I received a circular email message yesterday from ObamaForAmerica, inviting me to sign up for a twelve-week course preparing me to be a paid worker in the Obama presidential campaign. The election is eleven months away and Obama is already cranking up his ground game. I should perhaps explain the origin and meaning of that phrase for my readers from overseas. “Ground game” is a term of art from American football. Anyone who has watched an American football game on television is familiar with the “aerial game,” those dramatic moments when a wide receiver races thirty yards down field and plucks a football from the sky thrown with impossible accuracy by a quarterback standing behind the line of scrimmage. But serious fans and old pros will tell you that professional football games are won or lost in the trenches, a strip of turf three yards on either side of the line, where 350 pound behemoths [and that is before they put on their equipment] push and shove to open up slits of daylight through which a halfback can scoot for three, four, or five yards. That is “the ground game.”
The metaphor captures quite nicely the two components of a presidential campaign. The aerial game is the high profile speeches, debates, and tv ads on which the media commentators lavish their attention. But in a nation that can only lure a bit more than half of the eligible voters to the polls in a presidential year, and scarcely more than a third in an off year, elections are won and lost in the neighborhoods where volunteers and paid workers walk the streets, ringing doorbells, handing out literature, and registering citizens to vote. In 2008, Barack Obama and his team ran the most brilliant ground game in the modern history of American politics. Op Ed writers pontificated about Bill Ayers, Jeremiah Wright, the Philadelphia speech about race, and the debate performances, while almost unnoticed, tens of thousands of campaign workers were registering new voters and cajoling nominal Democrats to make the short trip to their local voting places.
In the summer of 2008, shortly after retiring and moving with Susie to
The Chapel Hill campaign was run by two young paid organizers, whose responsibility extended to all of
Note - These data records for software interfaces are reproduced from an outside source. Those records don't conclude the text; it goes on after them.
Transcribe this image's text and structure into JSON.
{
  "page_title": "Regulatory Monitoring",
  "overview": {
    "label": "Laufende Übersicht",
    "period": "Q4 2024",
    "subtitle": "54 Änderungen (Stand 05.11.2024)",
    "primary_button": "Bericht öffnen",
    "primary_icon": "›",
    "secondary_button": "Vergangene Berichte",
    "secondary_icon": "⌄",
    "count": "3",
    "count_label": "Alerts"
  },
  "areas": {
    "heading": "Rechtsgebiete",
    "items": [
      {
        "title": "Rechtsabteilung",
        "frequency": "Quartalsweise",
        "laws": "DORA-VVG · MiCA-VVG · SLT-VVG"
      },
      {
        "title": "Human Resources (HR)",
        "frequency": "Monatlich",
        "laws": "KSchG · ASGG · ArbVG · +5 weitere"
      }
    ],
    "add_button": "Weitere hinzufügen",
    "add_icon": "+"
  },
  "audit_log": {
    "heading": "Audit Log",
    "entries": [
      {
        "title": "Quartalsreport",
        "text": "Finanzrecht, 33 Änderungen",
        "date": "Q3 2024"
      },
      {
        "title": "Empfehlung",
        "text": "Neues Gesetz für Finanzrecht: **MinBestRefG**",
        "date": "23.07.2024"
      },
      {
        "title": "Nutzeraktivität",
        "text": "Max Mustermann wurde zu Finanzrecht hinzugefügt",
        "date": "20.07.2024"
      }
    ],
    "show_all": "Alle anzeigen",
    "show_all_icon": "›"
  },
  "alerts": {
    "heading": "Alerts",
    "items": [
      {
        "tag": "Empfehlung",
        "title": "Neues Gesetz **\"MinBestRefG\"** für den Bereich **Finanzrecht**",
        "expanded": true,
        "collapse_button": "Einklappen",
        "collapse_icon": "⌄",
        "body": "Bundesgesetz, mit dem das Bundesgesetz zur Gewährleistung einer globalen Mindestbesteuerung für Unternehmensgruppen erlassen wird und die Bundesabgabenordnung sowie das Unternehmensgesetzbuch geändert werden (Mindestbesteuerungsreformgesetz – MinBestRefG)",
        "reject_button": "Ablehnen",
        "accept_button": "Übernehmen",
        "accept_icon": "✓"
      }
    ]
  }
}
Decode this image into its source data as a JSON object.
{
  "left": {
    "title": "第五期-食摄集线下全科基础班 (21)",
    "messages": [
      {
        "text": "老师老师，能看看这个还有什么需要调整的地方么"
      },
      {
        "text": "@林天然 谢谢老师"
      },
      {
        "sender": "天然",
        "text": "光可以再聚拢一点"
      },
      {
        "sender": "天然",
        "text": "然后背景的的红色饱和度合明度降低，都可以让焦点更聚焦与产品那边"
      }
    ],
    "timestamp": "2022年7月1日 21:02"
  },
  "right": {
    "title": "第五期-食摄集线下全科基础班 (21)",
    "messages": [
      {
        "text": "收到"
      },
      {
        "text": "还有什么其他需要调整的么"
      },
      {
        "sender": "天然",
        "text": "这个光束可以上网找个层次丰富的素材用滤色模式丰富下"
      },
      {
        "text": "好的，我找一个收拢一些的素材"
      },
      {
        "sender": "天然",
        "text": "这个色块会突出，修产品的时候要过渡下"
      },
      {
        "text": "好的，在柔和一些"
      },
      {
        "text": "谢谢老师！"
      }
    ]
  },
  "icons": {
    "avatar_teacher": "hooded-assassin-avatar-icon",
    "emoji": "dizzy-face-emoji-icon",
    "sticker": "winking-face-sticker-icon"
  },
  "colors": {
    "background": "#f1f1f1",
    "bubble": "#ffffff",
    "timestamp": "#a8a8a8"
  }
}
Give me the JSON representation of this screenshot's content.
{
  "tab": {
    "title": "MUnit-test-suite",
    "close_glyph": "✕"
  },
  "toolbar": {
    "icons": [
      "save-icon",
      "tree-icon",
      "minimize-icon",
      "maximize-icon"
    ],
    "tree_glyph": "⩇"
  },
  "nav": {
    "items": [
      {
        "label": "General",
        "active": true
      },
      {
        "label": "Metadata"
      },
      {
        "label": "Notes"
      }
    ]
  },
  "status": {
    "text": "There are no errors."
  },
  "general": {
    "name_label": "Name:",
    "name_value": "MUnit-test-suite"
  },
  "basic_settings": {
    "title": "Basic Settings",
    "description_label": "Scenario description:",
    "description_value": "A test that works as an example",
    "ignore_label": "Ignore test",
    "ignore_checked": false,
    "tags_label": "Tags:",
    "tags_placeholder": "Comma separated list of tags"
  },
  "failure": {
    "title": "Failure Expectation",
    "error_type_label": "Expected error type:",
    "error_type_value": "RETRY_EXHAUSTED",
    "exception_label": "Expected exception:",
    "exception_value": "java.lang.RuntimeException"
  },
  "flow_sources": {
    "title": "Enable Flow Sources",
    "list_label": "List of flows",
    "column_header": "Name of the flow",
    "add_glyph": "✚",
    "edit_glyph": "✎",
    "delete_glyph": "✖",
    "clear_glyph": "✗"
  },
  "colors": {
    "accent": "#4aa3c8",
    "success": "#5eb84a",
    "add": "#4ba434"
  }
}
The second stage was devoted to a combination of information-gathering and persuasion. Each day, the headquarters in
Each evening, the information collected would be entered into the campaign data program. The next day, a new set of lists and maps would arrive by email, taking into account the data that had been entered the previous evening. In that way, we never wasted time searching for a voter who had already been canvassed, unless that person was listed as “uncertain,” in which we case we would go back after a while to try to persuade him or her to vote for Obama.
The final stage of the ground game was the get out the vote effort. As soon as early voting began, we would go out,, visiting the homes of people who had been identified by previous visits as Obama supporters, giving them information cards on voting times and places. Other volunteers manned desks at the voting places and kept track of who was voting, so that we would not try to reach someone who had already voted.
This story was repeated in cities and towns in all fifty states. As the campaign progressed, David Plouffe and his team, in Chicago, would evaluate the costs and benefits, and decide how to shift their paid workers into states that looked promising or out of states that looked lost [the winner take all rules of American politics make it a waste of time to mine lodes of supporters in states that are overwhelmingly for one’s opponent.]
When commentators allude in passing to a candidate’s “ground game,” some version of this operation is what they are talking about. The email I received tells me that the Obama ground game is shifting into gear. None of the Republican candidates has any sort of ground game whatsoever, save perhaps in Iowa and New Hampshire, and the man who is looking more and more likely to win the Republican nomination, Newt Gingrich, has never exhibited the slightest talent or patience for the organizational tasks required to create an effective ground game. This is why I am guardedly optimistic, even in a year when the republicans ought to be able to win the White House.